(CMR) In an effort to combat the surge in dengue cases across the Caribbean, two private companies have announced a partnership to release mosquitoes bred with a bacterium that blocks the dengue virus.
This controversial method, which was previously used in the Cayman Islands, is expected to start in several countries once approval is granted.
Orbit Services Partners Inc., a company registered in Barbados, and Verily, a San Francisco-based health technology company, made the announcement on Friday.
Orbit chairman Anthony Da Silva said the companies have been meeting with government officials in the region in hopes of launching the project early next year. It would target nations including Barbados, Guyana, Jamaica, St. Kitts & Nevis, St. Maarten, St. Martin, Suriname, Dominican Republic and Haiti.
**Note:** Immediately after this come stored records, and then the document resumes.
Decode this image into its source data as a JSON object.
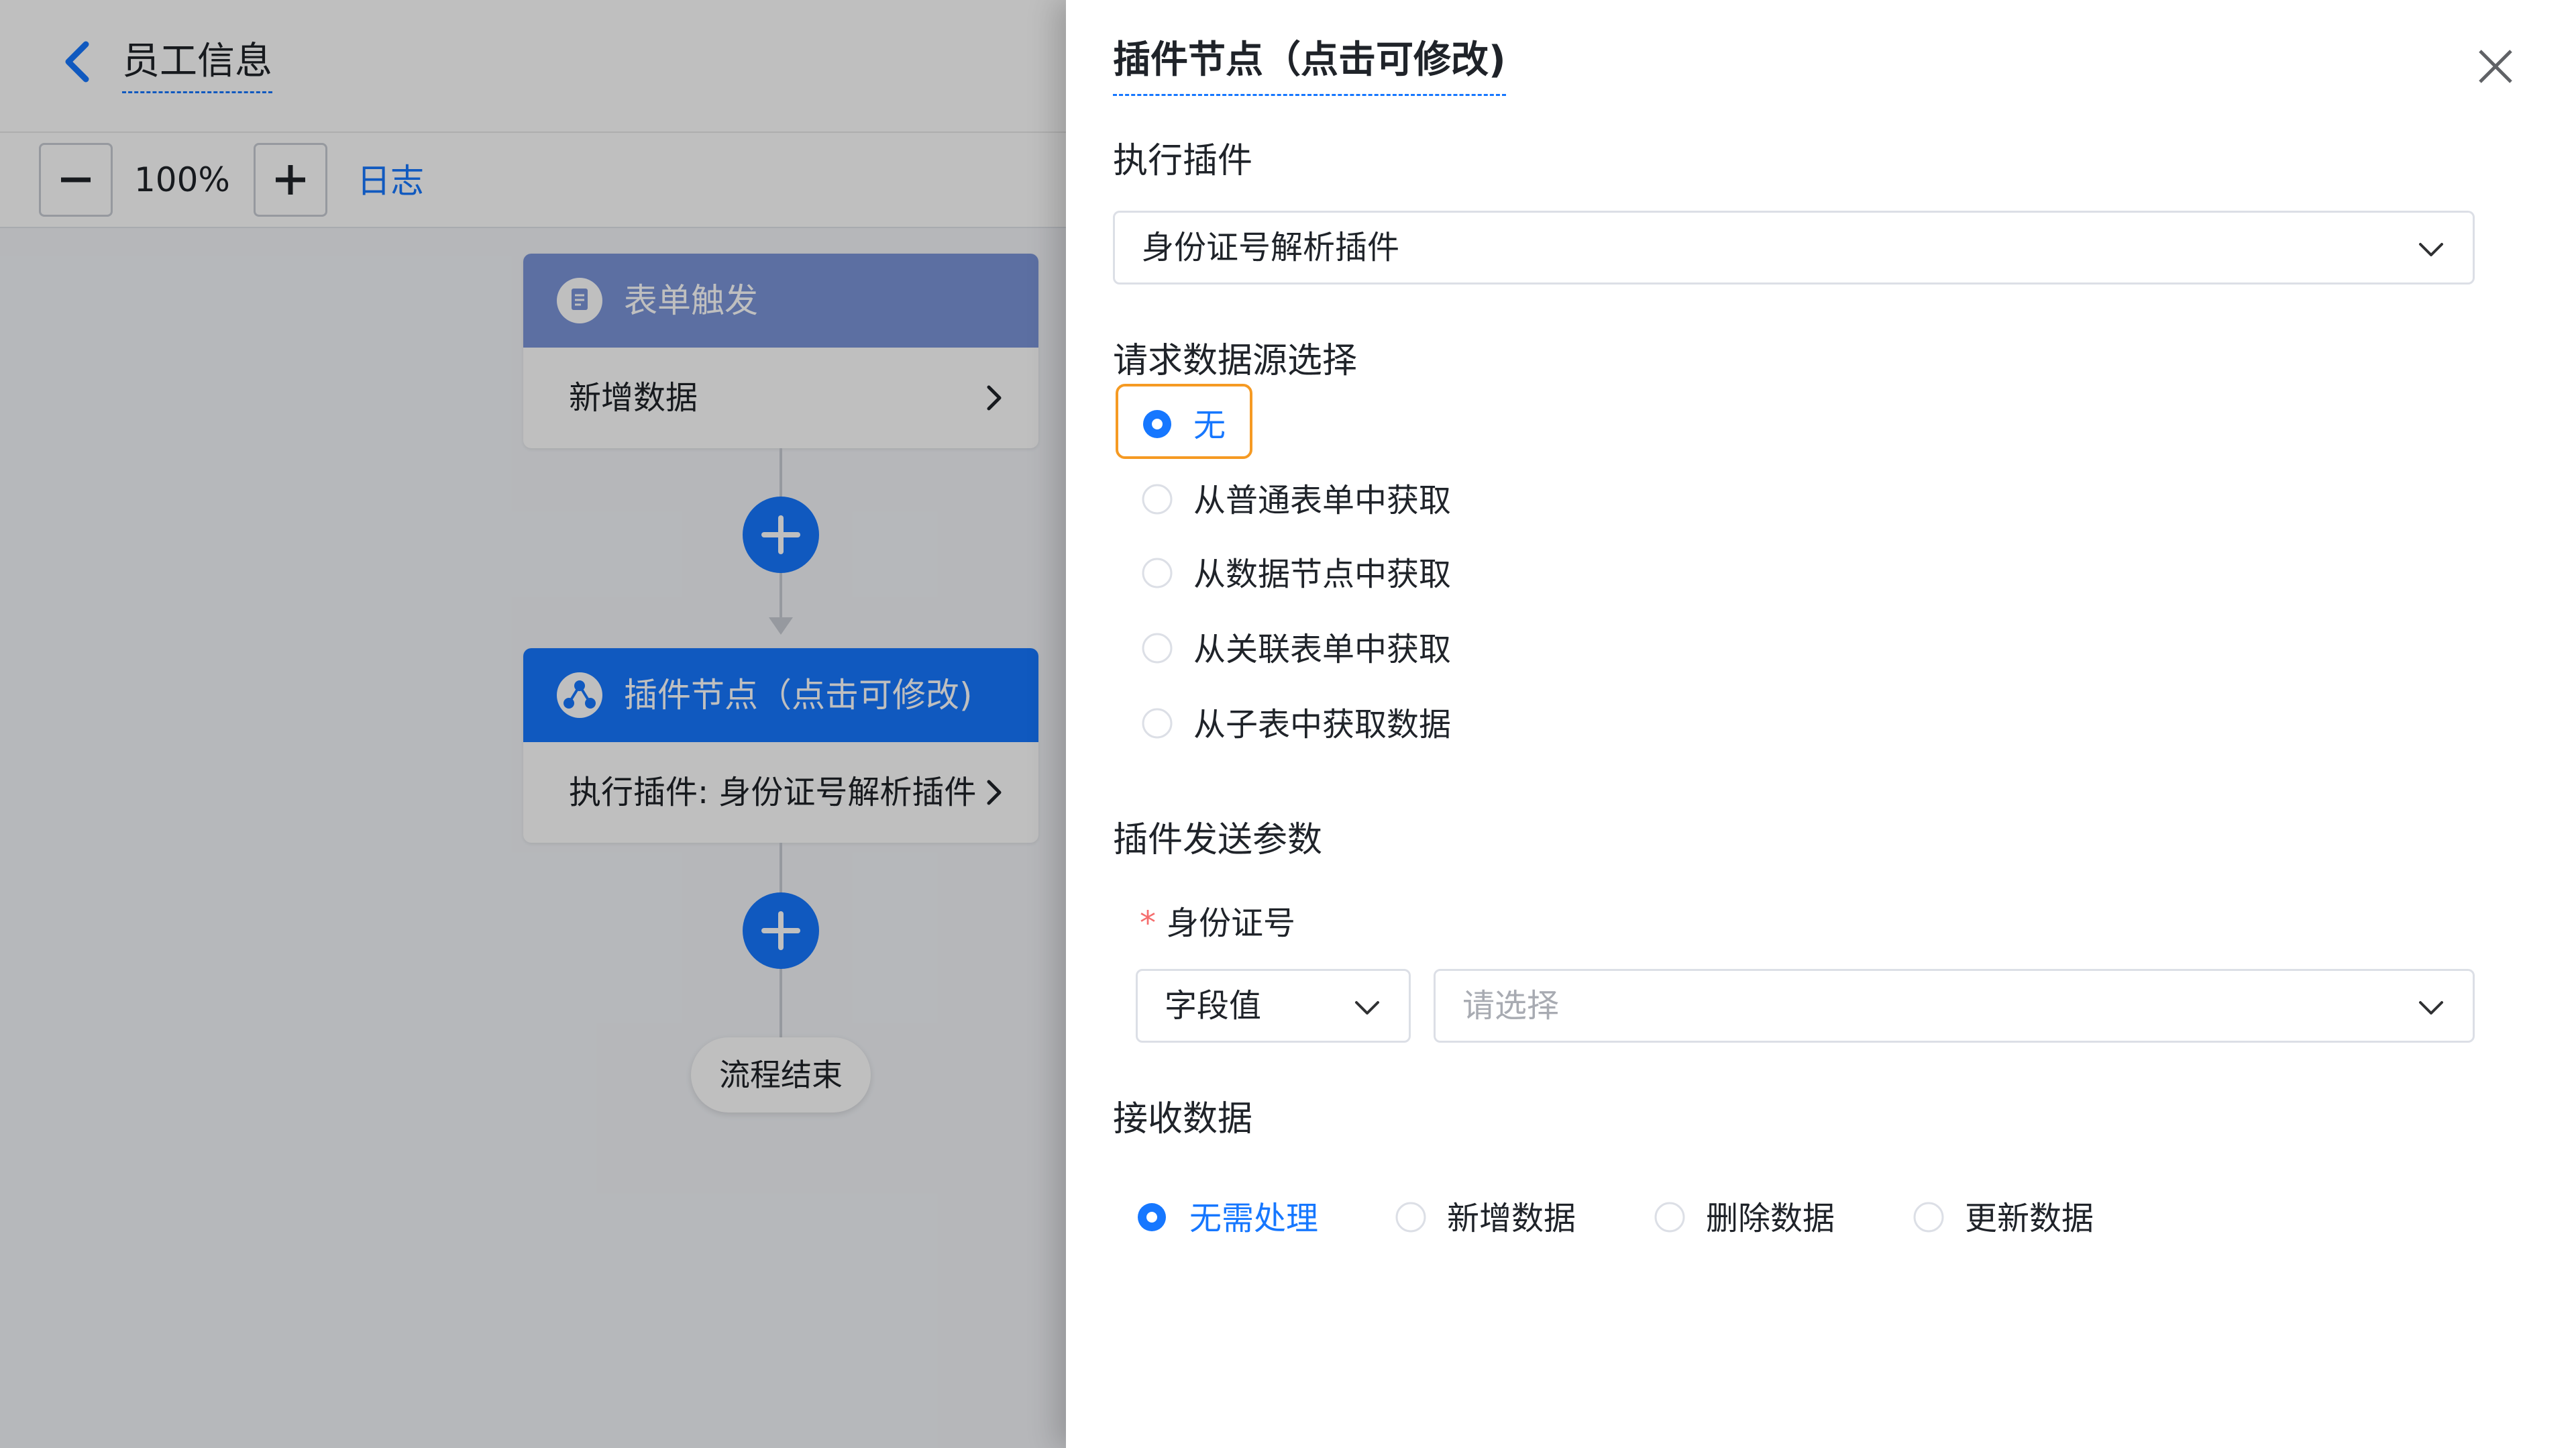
{
  "header": {
    "title": "员工信息"
  },
  "toolbar": {
    "zoom": "100%",
    "log_label": "日志"
  },
  "flow": {
    "trigger_node": {
      "title": "表单触发",
      "body": "新增数据"
    },
    "plugin_node": {
      "title": "插件节点（点击可修改)",
      "body": "执行插件: 身份证号解析插件"
    },
    "end_label": "流程结束"
  },
  "drawer": {
    "title": "插件节点（点击可修改)",
    "exec_plugin_label": "执行插件",
    "exec_plugin_value": "身份证号解析插件",
    "data_source_label": "请求数据源选择",
    "data_source_options": [
      "无",
      "从普通表单中获取",
      "从数据节点中获取",
      "从关联表单中获取",
      "从子表中获取数据"
    ],
    "data_source_selected": "无",
    "send_params_label": "插件发送参数",
    "id_field_label": "身份证号",
    "required_mark": "*",
    "field_type_value": "字段值",
    "field_value_placeholder": "请选择",
    "receive_label": "接收数据",
    "receive_options": [
      "无需处理",
      "新增数据",
      "删除数据",
      "更新数据"
    ],
    "receive_selected": "无需处理"
  },
  "colors": {
    "primary": "#1677ff",
    "trigger_header": "#7b95d9",
    "plugin_header": "#1677ff",
    "focus": "#f59a23"
  }
}
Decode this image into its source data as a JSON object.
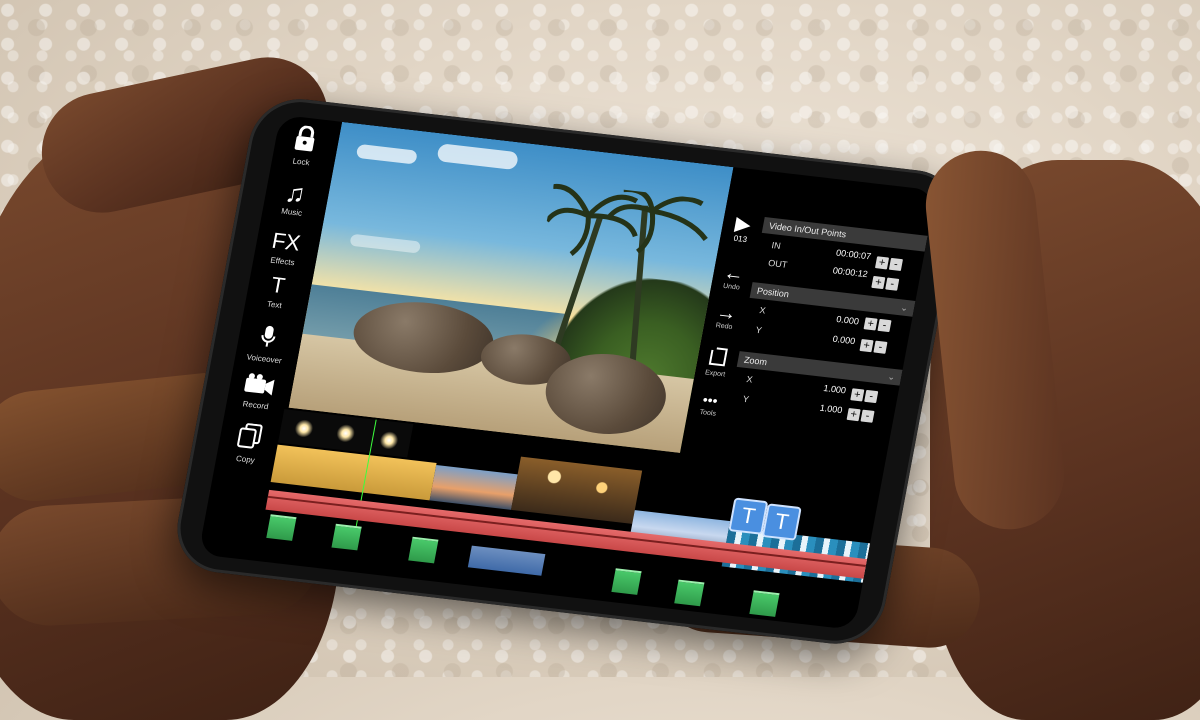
{
  "toolbar": {
    "items": [
      {
        "label": "Lock",
        "icon": "lock-icon"
      },
      {
        "label": "Music",
        "icon": "music-note-icon"
      },
      {
        "label": "Effects",
        "icon": "fx-icon",
        "glyph": "FX"
      },
      {
        "label": "Text",
        "icon": "text-icon",
        "glyph": "T"
      },
      {
        "label": "Voiceover",
        "icon": "microphone-icon"
      },
      {
        "label": "Record",
        "icon": "camera-icon"
      },
      {
        "label": "Copy",
        "icon": "copy-icon"
      }
    ]
  },
  "side_actions": {
    "frame_label": "013",
    "items": [
      {
        "label": "Undo",
        "icon": "undo-arrow-icon"
      },
      {
        "label": "Redo",
        "icon": "redo-arrow-icon"
      },
      {
        "label": "Export",
        "icon": "export-icon"
      },
      {
        "label": "Tools",
        "icon": "more-dots-icon"
      }
    ]
  },
  "properties": {
    "video_points": {
      "title": "Video In/Out Points",
      "in_label": "IN",
      "in_value": "00:00:07",
      "out_label": "OUT",
      "out_value": "00:00:12"
    },
    "position": {
      "title": "Position",
      "x_label": "X",
      "x_value": "0.000",
      "y_label": "Y",
      "y_value": "0.000"
    },
    "zoom": {
      "title": "Zoom",
      "x_label": "X",
      "x_value": "1.000",
      "y_label": "Y",
      "y_value": "1.000"
    },
    "plus": "+",
    "minus": "-"
  },
  "timeline": {
    "text_clip_glyph": "T"
  },
  "colors": {
    "accent_blue": "#4a8fe0",
    "audio_track": "#d55555",
    "green_clip": "#3cb25a",
    "playhead": "#3cff3c"
  }
}
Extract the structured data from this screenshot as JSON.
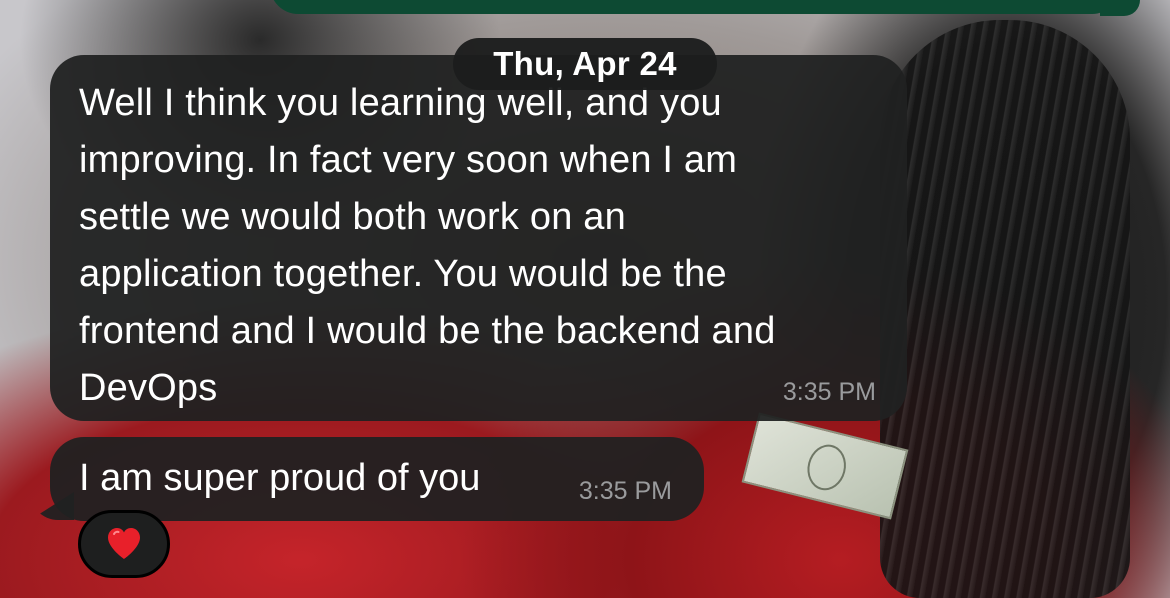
{
  "date_separator": "Thu, Apr 24",
  "messages": [
    {
      "text": "Well I think you learning well, and you\nimproving. In fact very soon when I am\nsettle we would both work on an\napplication together. You would be the\nfrontend and I would be the backend and\nDevOps",
      "time": "3:35 PM"
    },
    {
      "text": "I am super proud of you",
      "time": "3:35 PM"
    }
  ],
  "reaction": {
    "icon": "heart-icon",
    "color": "#e8202a"
  },
  "colors": {
    "incoming_bubble": "#202121",
    "outgoing_bubble": "#0d4a33",
    "timestamp": "#9a9b9d"
  }
}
Genetically modified mosquitoes have been successfully used in the Cayman Islands, Panama, parts of Brazil and India to control Ae. aegypti mosquitoes. According to the Centers for Disease Control and Prevention, since 2019, over 1 billion mosquitoes have been released.
In 2010, scientists released genetically modified mosquitoes in an experiment to fight dengue fever in the Cayman Islands, the first time genetically altered mosquitoes were set loose in the wild after years of laboratory experiments and hypothetical calculations.
In 2019, the Cayman Islands Government cut ties with Oxitec, the company that released GM mosquitoes to fight the zika virus here.